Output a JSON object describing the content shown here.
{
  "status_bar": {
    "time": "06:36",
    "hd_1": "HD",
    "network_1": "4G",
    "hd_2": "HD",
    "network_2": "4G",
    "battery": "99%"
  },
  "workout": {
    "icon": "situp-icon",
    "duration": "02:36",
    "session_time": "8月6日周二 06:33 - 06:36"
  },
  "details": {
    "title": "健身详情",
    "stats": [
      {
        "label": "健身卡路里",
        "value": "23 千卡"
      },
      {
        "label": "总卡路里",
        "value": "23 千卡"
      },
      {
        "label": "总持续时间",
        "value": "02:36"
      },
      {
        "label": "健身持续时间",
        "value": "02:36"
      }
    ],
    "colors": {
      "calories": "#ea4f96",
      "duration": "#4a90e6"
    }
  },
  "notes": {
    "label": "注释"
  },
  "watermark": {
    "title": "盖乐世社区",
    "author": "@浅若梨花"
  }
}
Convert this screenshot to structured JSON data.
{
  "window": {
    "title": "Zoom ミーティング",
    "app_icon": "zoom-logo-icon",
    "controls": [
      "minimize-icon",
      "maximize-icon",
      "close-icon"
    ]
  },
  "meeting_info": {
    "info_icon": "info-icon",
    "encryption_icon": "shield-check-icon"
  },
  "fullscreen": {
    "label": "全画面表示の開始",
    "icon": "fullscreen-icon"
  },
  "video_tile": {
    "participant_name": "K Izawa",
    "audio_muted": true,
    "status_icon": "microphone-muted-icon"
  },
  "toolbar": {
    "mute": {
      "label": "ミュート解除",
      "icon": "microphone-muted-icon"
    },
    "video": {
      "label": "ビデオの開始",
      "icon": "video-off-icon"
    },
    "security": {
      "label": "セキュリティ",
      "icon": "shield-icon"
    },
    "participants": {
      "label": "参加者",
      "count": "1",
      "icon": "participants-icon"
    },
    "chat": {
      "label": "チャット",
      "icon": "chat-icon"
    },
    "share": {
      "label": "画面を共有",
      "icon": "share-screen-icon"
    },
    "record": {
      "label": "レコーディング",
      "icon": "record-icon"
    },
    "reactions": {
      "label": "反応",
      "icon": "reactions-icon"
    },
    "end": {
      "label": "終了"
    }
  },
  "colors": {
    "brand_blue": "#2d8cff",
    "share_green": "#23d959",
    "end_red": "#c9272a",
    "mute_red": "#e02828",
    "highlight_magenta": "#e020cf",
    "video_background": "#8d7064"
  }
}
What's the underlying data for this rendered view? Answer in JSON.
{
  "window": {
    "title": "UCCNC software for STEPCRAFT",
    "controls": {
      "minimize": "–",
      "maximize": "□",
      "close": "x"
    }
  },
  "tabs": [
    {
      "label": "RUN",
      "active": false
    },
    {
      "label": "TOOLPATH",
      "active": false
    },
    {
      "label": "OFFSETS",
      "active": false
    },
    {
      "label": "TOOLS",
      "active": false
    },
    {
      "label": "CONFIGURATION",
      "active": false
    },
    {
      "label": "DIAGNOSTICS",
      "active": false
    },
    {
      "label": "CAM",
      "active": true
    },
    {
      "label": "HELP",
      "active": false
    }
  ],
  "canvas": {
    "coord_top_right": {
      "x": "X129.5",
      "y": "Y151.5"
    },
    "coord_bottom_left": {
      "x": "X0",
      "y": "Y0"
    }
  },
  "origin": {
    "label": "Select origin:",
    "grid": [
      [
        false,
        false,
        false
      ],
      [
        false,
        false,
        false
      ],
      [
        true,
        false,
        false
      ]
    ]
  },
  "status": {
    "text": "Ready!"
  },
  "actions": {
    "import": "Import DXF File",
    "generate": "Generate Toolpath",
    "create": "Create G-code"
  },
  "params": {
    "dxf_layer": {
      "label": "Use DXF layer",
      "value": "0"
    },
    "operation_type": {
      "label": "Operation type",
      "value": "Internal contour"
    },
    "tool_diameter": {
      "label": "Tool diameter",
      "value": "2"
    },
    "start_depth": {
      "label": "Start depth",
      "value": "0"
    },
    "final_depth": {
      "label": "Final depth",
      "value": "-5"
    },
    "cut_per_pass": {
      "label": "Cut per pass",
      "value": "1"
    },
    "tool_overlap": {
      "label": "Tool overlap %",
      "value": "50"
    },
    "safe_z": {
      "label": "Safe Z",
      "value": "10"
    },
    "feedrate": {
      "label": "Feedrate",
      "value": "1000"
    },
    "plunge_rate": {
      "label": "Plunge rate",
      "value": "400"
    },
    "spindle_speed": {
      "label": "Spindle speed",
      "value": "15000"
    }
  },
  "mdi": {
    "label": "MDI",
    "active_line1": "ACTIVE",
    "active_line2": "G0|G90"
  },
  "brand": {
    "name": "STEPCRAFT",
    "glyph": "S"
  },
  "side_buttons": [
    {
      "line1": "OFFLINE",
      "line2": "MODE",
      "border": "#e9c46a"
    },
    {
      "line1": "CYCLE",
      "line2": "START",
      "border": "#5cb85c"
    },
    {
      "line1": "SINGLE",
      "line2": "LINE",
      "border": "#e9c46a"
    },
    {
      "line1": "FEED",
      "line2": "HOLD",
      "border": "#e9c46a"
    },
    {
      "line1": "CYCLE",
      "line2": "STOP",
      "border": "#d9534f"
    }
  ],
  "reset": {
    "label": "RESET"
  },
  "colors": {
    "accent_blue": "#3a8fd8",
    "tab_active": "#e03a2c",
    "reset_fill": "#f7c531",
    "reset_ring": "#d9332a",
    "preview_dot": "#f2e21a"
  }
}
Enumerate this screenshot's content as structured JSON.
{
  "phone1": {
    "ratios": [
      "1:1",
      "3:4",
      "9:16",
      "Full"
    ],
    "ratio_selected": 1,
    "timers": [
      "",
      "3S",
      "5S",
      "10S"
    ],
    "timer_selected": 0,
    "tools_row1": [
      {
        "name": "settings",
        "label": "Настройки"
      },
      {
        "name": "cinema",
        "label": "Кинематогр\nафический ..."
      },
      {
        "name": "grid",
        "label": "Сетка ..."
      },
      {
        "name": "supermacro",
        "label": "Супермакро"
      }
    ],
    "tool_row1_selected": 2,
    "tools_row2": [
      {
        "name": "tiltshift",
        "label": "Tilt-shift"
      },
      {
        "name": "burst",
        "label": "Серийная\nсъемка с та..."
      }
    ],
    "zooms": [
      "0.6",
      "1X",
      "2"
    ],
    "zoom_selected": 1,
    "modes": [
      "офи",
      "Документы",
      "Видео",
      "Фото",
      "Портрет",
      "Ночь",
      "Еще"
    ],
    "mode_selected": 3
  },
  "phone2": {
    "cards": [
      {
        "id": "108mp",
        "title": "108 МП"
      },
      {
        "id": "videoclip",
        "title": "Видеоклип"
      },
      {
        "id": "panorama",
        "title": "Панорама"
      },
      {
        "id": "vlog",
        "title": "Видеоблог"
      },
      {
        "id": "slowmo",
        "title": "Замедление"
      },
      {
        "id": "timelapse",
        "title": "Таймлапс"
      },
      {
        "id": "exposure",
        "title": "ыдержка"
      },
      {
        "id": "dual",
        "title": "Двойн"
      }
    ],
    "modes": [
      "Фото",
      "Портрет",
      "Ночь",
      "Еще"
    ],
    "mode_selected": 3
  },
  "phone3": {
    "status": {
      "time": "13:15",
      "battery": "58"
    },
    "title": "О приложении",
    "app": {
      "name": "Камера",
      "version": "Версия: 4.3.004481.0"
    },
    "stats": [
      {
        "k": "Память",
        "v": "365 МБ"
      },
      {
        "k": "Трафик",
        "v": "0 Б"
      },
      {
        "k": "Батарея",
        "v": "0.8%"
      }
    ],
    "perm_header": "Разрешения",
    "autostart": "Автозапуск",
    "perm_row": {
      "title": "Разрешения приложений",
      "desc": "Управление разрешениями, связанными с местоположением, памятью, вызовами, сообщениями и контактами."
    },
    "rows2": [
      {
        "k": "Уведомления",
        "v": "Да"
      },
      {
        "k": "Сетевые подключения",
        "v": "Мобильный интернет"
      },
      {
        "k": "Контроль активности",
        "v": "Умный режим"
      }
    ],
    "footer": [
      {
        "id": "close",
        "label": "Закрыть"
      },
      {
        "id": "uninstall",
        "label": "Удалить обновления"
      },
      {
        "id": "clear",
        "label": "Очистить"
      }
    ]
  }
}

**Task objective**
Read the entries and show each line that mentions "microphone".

**Result**
    "status_icon": "microphone-muted-icon"
      "icon": "microphone-muted-icon"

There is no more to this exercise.